Try it: Pictures appear among the records. Write out all else exactly as it stands.
====== Material for this exercise
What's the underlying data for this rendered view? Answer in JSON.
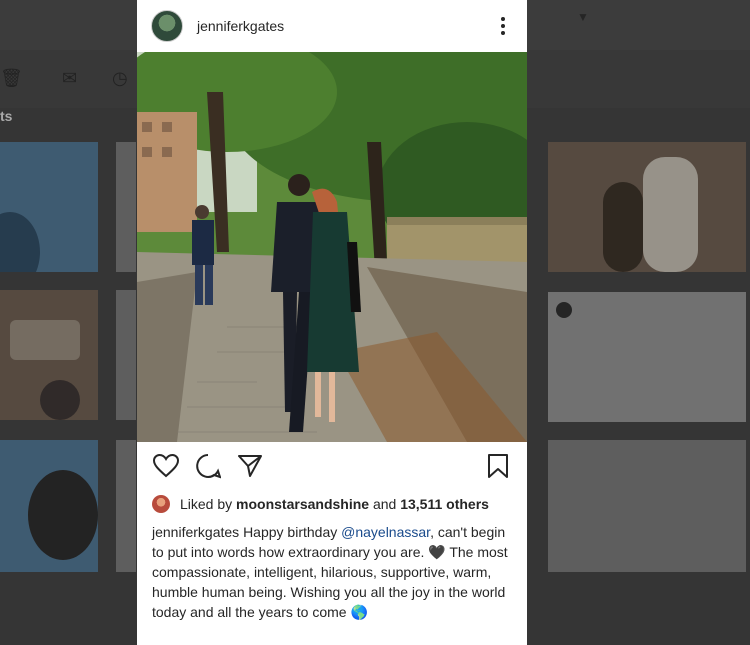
{
  "background": {
    "section_label": "ts"
  },
  "post": {
    "username": "jenniferkgates",
    "likes": {
      "prefix": "Liked by",
      "liker": "moonstarsandshine",
      "connector": "and",
      "others": "13,511 others"
    },
    "caption": {
      "username": "jenniferkgates",
      "text_before": "Happy birthday",
      "mention": "@nayelnassar",
      "text_after": ", can't begin to put into words how extraordinary you are. 🖤 The most compassionate, intelligent, hilarious, supportive, warm, humble human being. Wishing you all the joy in the world today and all the years to come 🌎"
    }
  },
  "icons": {
    "more": "more-options-icon",
    "like": "heart-icon",
    "comment": "comment-icon",
    "share": "send-icon",
    "save": "bookmark-icon"
  }
}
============
Reply:
What's the underlying data for this rendered view? Answer in JSON.
{
  "background": {
    "section_label": "ts"
  },
  "post": {
    "username": "jenniferkgates",
    "likes": {
      "prefix": "Liked by",
      "liker": "moonstarsandshine",
      "connector": "and",
      "others": "13,511 others"
    },
    "caption": {
      "username": "jenniferkgates",
      "text_before": "Happy birthday",
      "mention": "@nayelnassar",
      "text_after": ", can't begin to put into words how extraordinary you are. 🖤 The most compassionate, intelligent, hilarious, supportive, warm, humble human being. Wishing you all the joy in the world today and all the years to come 🌎"
    }
  },
  "icons": {
    "more": "more-options-icon",
    "like": "heart-icon",
    "comment": "comment-icon",
    "share": "send-icon",
    "save": "bookmark-icon"
  }
}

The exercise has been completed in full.